Every record, apart from its pictures, should be repeated exactly.
============
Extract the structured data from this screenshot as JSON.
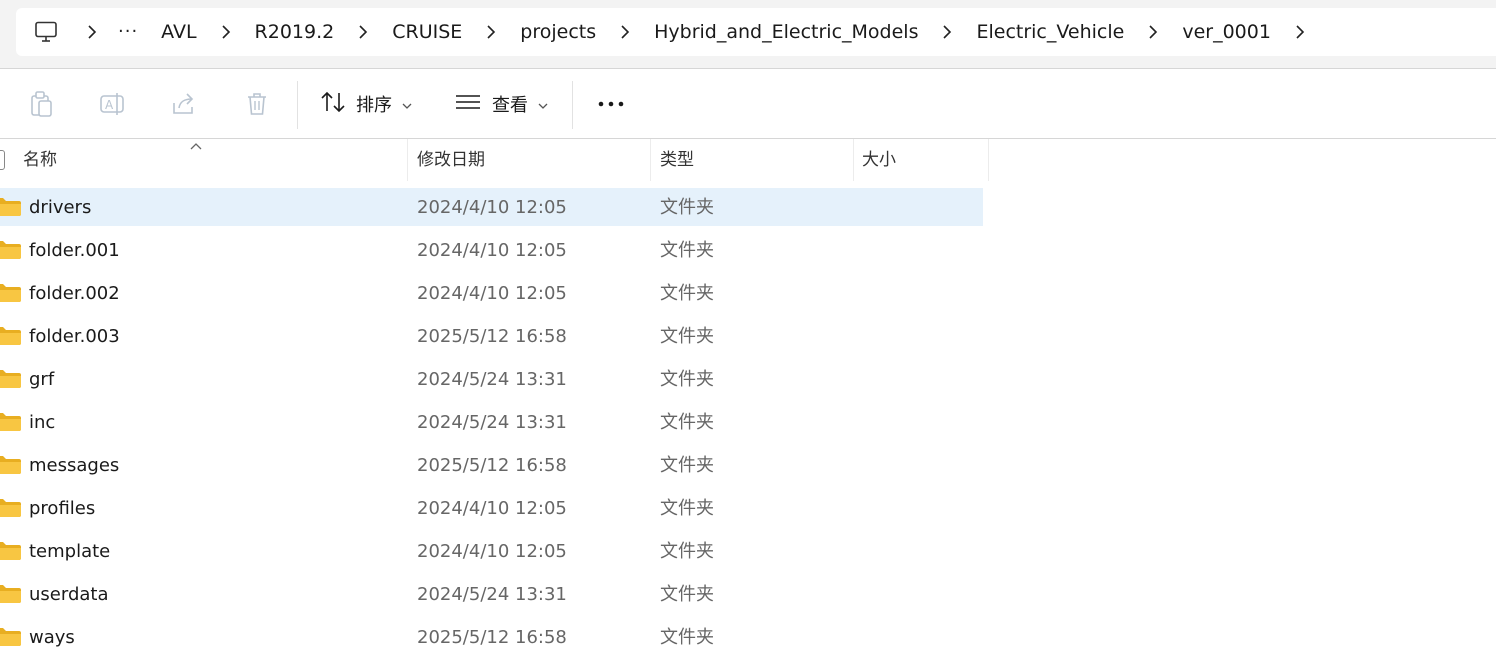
{
  "breadcrumb": {
    "overflow_label": "···",
    "items": [
      "AVL",
      "R2019.2",
      "CRUISE",
      "projects",
      "Hybrid_and_Electric_Models",
      "Electric_Vehicle",
      "ver_0001"
    ]
  },
  "toolbar": {
    "sort_label": "排序",
    "view_label": "查看"
  },
  "columns": {
    "name": "名称",
    "modified": "修改日期",
    "type": "类型",
    "size": "大小"
  },
  "files": [
    {
      "name": "drivers",
      "modified": "2024/4/10 12:05",
      "type": "文件夹",
      "size": "",
      "selected": true
    },
    {
      "name": "folder.001",
      "modified": "2024/4/10 12:05",
      "type": "文件夹",
      "size": ""
    },
    {
      "name": "folder.002",
      "modified": "2024/4/10 12:05",
      "type": "文件夹",
      "size": ""
    },
    {
      "name": "folder.003",
      "modified": "2025/5/12 16:58",
      "type": "文件夹",
      "size": ""
    },
    {
      "name": "grf",
      "modified": "2024/5/24 13:31",
      "type": "文件夹",
      "size": ""
    },
    {
      "name": "inc",
      "modified": "2024/5/24 13:31",
      "type": "文件夹",
      "size": ""
    },
    {
      "name": "messages",
      "modified": "2025/5/12 16:58",
      "type": "文件夹",
      "size": ""
    },
    {
      "name": "profiles",
      "modified": "2024/4/10 12:05",
      "type": "文件夹",
      "size": ""
    },
    {
      "name": "template",
      "modified": "2024/4/10 12:05",
      "type": "文件夹",
      "size": ""
    },
    {
      "name": "userdata",
      "modified": "2024/5/24 13:31",
      "type": "文件夹",
      "size": ""
    },
    {
      "name": "ways",
      "modified": "2025/5/12 16:58",
      "type": "文件夹",
      "size": ""
    }
  ],
  "colors": {
    "selection": "#e5f1fb",
    "folder_fill": "#f8c642",
    "folder_tab": "#e8ae21"
  },
  "icons": {
    "root": "computer-icon",
    "separator": "chevron-right-icon",
    "copy": "copy-icon",
    "rename": "rename-icon",
    "share": "share-icon",
    "delete": "delete-icon",
    "sort": "sort-icon",
    "view": "view-list-icon",
    "more": "more-icon",
    "folder": "folder-icon"
  }
}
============
#### RESULT OF THE TASK:
Extract the structured data from this screenshot as JSON.
{
  "breadcrumb": {
    "overflow_label": "···",
    "items": [
      "AVL",
      "R2019.2",
      "CRUISE",
      "projects",
      "Hybrid_and_Electric_Models",
      "Electric_Vehicle",
      "ver_0001"
    ]
  },
  "toolbar": {
    "sort_label": "排序",
    "view_label": "查看"
  },
  "columns": {
    "name": "名称",
    "modified": "修改日期",
    "type": "类型",
    "size": "大小"
  },
  "files": [
    {
      "name": "drivers",
      "modified": "2024/4/10 12:05",
      "type": "文件夹",
      "size": "",
      "selected": true
    },
    {
      "name": "folder.001",
      "modified": "2024/4/10 12:05",
      "type": "文件夹",
      "size": ""
    },
    {
      "name": "folder.002",
      "modified": "2024/4/10 12:05",
      "type": "文件夹",
      "size": ""
    },
    {
      "name": "folder.003",
      "modified": "2025/5/12 16:58",
      "type": "文件夹",
      "size": ""
    },
    {
      "name": "grf",
      "modified": "2024/5/24 13:31",
      "type": "文件夹",
      "size": ""
    },
    {
      "name": "inc",
      "modified": "2024/5/24 13:31",
      "type": "文件夹",
      "size": ""
    },
    {
      "name": "messages",
      "modified": "2025/5/12 16:58",
      "type": "文件夹",
      "size": ""
    },
    {
      "name": "profiles",
      "modified": "2024/4/10 12:05",
      "type": "文件夹",
      "size": ""
    },
    {
      "name": "template",
      "modified": "2024/4/10 12:05",
      "type": "文件夹",
      "size": ""
    },
    {
      "name": "userdata",
      "modified": "2024/5/24 13:31",
      "type": "文件夹",
      "size": ""
    },
    {
      "name": "ways",
      "modified": "2025/5/12 16:58",
      "type": "文件夹",
      "size": ""
    }
  ],
  "colors": {
    "selection": "#e5f1fb",
    "folder_fill": "#f8c642",
    "folder_tab": "#e8ae21"
  },
  "icons": {
    "root": "computer-icon",
    "separator": "chevron-right-icon",
    "copy": "copy-icon",
    "rename": "rename-icon",
    "share": "share-icon",
    "delete": "delete-icon",
    "sort": "sort-icon",
    "view": "view-list-icon",
    "more": "more-icon",
    "folder": "folder-icon"
  }
}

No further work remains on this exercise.